Jim looks over the check.

JIM: It was a pleasure doing business with you.

The Fugitive Generation (xxii)


Joey and Jim meet in hall.

JOEY: What’s happening, brother?

JIM: I still have spring fever.

JOEY: Yeah, I know what you mean. You might like to do some of this with a friend.

Joey hands Jim four tabs of mescaline.

JIM: What is it?

JOEY: Just some extra mescaline I’m giving away for free.

JIM: You sure you don’t want me to pay you something?

JOEY: (smiles) I made a lot of bread this spring. Especially at that big anti-war demo. I don’t need any of your money. Catch you later!

Joey heads downstairs. Jim returns to his room.


Jim puts three of the tabs in his guitar case. He swallows the fourth tab and leaves his room.


Jim retraces his first walk of the winter around the campus with a big smile on his face. Every twenty yards some freak student says “hi” to him and smiles. Jim walks through the campus, past the Diag political rallying space in front of the graduate library, smiling and saying “hi” to numerous smiling freak students.


Marlene is walking towards Downtown Ann Arbor. Jim is walking in opposite direction. They notice each other.

JIM: Marlene! You’re just the person I was hoping to bump into.

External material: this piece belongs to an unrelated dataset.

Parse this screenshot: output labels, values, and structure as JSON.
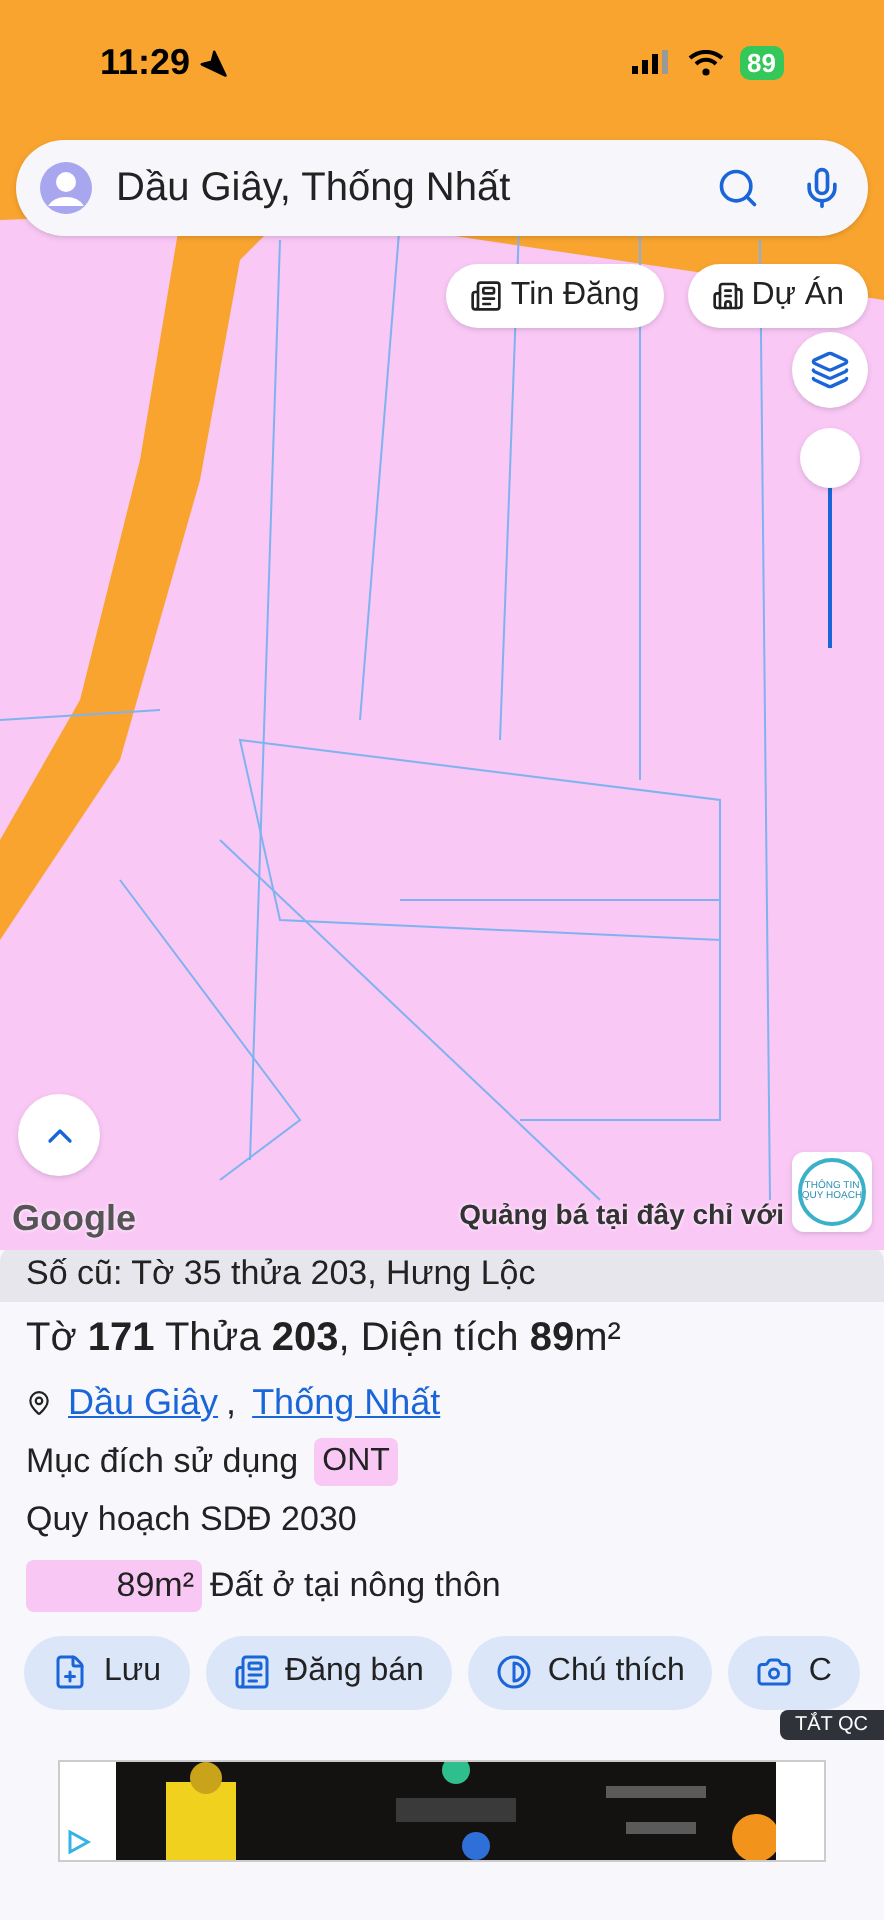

I tried calling you a few times. But nobody answered.

MARLENE: I’ve been staying over at Roger’s a lot.

JIM: Oh…Are you staying around Ann Arbor this summer?

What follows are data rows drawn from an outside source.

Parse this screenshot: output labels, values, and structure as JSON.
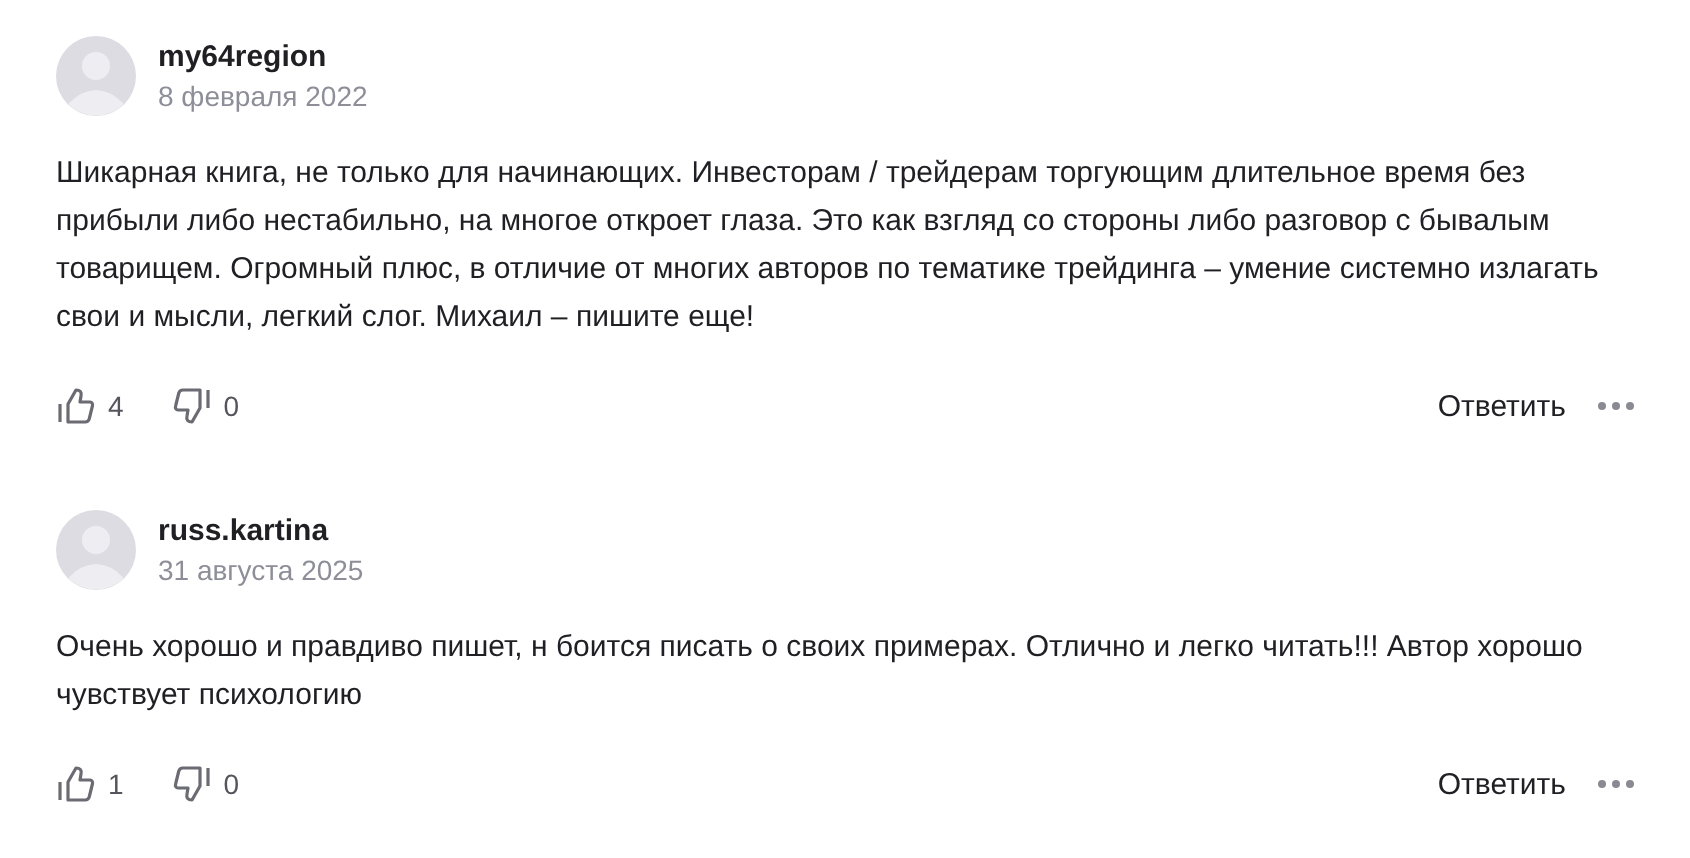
{
  "comments": [
    {
      "author": "my64region",
      "date": "8 февраля 2022",
      "text": "Шикарная книга, не только для начинающих. Инвесторам / трейдерам торгующим длительное время без прибыли либо нестабильно, на многое откроет глаза. Это как взгляд со стороны либо разговор с бывалым товарищем. Огромный плюс, в отличие от многих авторов по тематике трейдинга – умение системно излагать свои и мысли, легкий слог. Михаил – пишите еще!",
      "likes": "4",
      "dislikes": "0",
      "reply": "Ответить"
    },
    {
      "author": "russ.kartina",
      "date": "31 августа 2025",
      "text": "Очень хорошо и правдиво пишет, н боится писать о своих примерах. Отлично и легко читать!!! Автор хорошо чувствует психологию",
      "likes": "1",
      "dislikes": "0",
      "reply": "Ответить"
    }
  ]
}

MARLENE: No. I got a job as a camp counselor in Vermont. I need to earn money this summer.

JIM: When are you leaving town?

MARLENE: Next week. First I’ll stay with my parents for a few weeks. Then I go off to Vermont the third week in June.

JIM: I’ll really miss you. How about going out together Saturday night, since we won’t be seeing each other for awhile?

MARLENE: Aren’t you seeing Rachel anymore?

JIM: She’s down in Columbus with her parents for the summer. So we’re not really involved with each other anymore.

MARLENE: Oh. I didn’t know she was away for the summer already.

JIM: Can I meet you at your house? Maybe at about seven? We can drop some mescaline I just got. And go out for dinner. And hang out in my room a little. (smiles) A little going away party for you.

MARLENE: (smiles) That sounds like it might be fun. I’ll see you Saturday night at seven, then.


Jim rings bell. Door slowly opens. Jim looks surprised for an instant. Then he smiles. Marlene is standing in front of him in low-cut dress, looking very glamorous in a more traditional way. Marlene smiles, while Jim quickly glances at her.


JIM: Wow! You look as beautiful in a dress as you do in khaki pants.

MARLENE: Yeah. That’s why they elected me Queen of the Prom in high school. Come on in.

Jim walks into the apartment. Marlene follows him, closing the door behind her.


Marlene’s studio apartment is sparsely furnished. A lot of books are on shelves. A dinette table is in center of apartment and a single bed is in corner. On the wall are a lot of anti-war posters with pictures of Indochinese people.

Jim takes two tabs from his pocket.

JIM: Here’s the mescaline I said I’d bring. I’ve been wanting to trip with you ever since we met, Marlene.

Jim hands a tab to Marlene, as she smiles.

MARLENE: I figured you did.

Marlene goes to the kitchenette sink and fills up a glass of water. She puts the mescaline tab in her mouth and takes a sip from the glass. Marlene then hands the glass to Jim, who sips from it as he swallows his tab.

MARLENE (CONT’D): I’m glad I’m seeing you before I leave Ann Arbor.

JIM: Are you ready for dinner yet?

MARLENE: I’m ready if you are.

Marlene opens the door and turns off the lights, as she and Jim leave her apartment.


Marlene and Jim walk side by side, talking to each other in an animated way and laughing a lot. Every ten yards, some student who knows Marlene waves to her and smiles, and Marlene waves and smiles back. Eventually, Marlene and Jim reach a restaurant next to a movie theatre. They enter the restaurant.


The mescaline is beginning to have some effect. Marlene and Jim’s eyes look more stoned, as they each giggle more while finishing desert.

JIM: I’m really starting to feel it now, Marlene. How about going back to my room and I’ll play you some of my songs on my guitar? You might like the one I wrote for you.

MARLENE: A song for me?

JIM: (laughs) Yeah. A love song.

Marlene laughs.

MARLENE: I’m starting to really feel it now, too. I suppose we should go back to your room.